# Data for this task:
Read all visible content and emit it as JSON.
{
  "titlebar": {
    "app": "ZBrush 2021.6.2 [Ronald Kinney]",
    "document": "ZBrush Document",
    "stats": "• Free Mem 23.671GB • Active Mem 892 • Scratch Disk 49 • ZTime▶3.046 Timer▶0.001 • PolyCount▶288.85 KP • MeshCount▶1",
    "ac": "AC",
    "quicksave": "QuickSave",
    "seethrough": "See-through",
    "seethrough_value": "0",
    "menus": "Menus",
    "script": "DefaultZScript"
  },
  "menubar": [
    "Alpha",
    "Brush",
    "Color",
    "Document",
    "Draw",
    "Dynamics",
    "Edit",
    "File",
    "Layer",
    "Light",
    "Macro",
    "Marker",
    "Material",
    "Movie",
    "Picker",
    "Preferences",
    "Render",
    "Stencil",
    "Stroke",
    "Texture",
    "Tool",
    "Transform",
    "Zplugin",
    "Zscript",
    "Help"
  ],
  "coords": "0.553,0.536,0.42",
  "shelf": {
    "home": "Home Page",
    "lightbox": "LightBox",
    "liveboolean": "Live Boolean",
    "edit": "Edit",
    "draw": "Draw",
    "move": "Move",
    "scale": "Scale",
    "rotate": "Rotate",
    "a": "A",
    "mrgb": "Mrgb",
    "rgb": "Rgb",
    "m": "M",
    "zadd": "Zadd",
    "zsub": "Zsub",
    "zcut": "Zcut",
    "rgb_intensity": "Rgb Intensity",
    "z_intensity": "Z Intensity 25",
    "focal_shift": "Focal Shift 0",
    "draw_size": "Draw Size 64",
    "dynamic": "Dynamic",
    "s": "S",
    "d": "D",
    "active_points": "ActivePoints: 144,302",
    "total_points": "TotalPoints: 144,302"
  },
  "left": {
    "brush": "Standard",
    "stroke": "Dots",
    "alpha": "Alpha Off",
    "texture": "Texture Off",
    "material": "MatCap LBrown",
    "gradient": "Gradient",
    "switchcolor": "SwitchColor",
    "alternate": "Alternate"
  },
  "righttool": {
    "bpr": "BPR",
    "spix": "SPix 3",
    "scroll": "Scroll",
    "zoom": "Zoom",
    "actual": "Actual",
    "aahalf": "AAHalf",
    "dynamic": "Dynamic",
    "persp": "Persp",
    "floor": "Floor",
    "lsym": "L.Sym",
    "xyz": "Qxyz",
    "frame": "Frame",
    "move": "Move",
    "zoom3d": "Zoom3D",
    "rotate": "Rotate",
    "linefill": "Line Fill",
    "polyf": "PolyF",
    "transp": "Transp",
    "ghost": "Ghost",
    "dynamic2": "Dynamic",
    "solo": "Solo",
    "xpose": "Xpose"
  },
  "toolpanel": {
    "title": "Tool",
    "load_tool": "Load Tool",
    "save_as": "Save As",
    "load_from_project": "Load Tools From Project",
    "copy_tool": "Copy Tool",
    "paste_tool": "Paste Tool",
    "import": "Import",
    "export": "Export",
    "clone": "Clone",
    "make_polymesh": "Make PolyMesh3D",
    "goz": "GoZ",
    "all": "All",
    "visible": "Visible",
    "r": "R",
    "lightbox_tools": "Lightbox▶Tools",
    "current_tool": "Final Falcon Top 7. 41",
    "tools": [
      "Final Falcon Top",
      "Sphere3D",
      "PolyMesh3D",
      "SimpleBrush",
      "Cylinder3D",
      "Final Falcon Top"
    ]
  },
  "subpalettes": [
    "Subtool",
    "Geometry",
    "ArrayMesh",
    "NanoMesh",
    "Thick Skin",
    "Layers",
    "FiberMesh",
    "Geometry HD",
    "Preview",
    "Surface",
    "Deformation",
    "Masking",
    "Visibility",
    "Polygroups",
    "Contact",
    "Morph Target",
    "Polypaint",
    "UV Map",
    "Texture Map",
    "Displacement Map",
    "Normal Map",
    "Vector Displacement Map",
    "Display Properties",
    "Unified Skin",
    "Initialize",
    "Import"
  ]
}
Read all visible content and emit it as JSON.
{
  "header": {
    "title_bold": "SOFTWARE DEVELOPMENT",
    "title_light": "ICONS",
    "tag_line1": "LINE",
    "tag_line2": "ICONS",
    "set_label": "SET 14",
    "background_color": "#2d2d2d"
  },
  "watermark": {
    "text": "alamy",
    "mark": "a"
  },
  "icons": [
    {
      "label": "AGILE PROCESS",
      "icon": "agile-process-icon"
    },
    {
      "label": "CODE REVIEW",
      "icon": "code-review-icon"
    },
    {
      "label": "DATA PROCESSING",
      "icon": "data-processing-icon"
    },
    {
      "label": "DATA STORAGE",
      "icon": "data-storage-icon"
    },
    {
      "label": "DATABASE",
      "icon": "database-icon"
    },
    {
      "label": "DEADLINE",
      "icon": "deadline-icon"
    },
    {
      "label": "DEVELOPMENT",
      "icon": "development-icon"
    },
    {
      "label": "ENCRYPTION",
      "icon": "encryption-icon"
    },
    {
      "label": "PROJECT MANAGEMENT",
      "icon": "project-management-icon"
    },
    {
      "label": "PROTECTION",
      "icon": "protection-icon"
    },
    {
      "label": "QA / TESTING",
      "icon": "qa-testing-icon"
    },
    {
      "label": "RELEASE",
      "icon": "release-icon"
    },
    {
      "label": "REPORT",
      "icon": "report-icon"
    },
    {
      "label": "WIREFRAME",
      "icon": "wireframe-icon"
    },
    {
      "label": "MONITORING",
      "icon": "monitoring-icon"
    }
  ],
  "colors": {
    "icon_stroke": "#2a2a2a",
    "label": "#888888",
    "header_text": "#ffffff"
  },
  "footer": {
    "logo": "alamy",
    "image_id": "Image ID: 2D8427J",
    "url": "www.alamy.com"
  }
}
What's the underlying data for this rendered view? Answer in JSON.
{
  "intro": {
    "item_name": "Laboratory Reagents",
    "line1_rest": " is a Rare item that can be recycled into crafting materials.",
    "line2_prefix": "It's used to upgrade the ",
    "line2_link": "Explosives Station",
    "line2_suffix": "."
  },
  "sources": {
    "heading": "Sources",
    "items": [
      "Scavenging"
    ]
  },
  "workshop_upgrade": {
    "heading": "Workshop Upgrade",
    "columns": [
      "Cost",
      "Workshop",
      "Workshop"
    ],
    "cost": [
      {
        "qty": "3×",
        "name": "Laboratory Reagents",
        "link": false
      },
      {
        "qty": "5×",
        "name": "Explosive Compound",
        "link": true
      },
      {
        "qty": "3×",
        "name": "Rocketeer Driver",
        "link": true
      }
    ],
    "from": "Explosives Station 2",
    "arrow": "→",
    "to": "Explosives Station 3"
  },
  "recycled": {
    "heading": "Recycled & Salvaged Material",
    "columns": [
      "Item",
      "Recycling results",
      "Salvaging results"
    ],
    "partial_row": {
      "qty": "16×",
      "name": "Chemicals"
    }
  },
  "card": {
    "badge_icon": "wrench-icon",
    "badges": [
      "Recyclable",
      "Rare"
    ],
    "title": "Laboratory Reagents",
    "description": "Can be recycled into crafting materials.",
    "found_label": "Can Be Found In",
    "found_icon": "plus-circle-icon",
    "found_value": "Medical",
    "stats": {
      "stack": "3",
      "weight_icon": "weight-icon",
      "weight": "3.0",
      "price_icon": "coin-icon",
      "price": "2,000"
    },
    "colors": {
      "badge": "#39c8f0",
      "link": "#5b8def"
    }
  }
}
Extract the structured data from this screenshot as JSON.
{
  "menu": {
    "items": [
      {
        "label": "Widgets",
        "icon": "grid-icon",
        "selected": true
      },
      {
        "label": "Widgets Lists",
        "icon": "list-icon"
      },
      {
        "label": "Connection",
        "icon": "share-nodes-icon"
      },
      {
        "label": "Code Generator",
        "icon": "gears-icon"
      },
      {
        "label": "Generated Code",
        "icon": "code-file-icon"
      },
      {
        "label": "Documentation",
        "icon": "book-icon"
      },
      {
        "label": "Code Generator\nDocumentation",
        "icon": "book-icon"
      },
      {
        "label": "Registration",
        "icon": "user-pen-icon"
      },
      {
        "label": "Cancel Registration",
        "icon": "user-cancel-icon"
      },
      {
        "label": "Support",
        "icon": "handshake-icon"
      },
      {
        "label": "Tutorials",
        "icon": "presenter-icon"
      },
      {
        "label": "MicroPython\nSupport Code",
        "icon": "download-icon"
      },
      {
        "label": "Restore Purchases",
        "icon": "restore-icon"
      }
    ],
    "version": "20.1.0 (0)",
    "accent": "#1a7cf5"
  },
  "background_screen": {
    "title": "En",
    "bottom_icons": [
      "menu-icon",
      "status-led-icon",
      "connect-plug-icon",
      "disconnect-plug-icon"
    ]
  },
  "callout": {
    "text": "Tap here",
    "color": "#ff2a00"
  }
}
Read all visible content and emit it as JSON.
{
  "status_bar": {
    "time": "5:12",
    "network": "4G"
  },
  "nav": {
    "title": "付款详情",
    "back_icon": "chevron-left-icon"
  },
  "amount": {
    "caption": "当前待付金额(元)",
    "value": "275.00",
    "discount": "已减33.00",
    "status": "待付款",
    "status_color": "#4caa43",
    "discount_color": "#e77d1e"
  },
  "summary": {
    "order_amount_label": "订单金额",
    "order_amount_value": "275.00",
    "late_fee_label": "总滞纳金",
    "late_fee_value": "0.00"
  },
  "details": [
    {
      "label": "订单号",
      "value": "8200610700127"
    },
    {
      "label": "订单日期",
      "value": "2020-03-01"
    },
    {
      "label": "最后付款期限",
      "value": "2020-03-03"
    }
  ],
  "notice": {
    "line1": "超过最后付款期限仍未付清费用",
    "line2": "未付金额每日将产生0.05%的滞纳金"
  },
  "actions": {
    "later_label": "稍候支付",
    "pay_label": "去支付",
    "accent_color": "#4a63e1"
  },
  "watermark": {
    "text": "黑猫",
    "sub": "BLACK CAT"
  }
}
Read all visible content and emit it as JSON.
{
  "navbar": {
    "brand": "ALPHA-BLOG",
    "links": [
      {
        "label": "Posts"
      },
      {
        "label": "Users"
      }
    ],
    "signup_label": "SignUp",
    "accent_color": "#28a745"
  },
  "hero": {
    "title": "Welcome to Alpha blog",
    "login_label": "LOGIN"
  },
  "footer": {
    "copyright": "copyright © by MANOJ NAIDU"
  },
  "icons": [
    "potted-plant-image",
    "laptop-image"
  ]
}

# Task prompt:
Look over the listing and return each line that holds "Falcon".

# Solution for this exercise:
    "current_tool": "Final Falcon Top 7. 41",
      "Final Falcon Top",
      "Final Falcon Top"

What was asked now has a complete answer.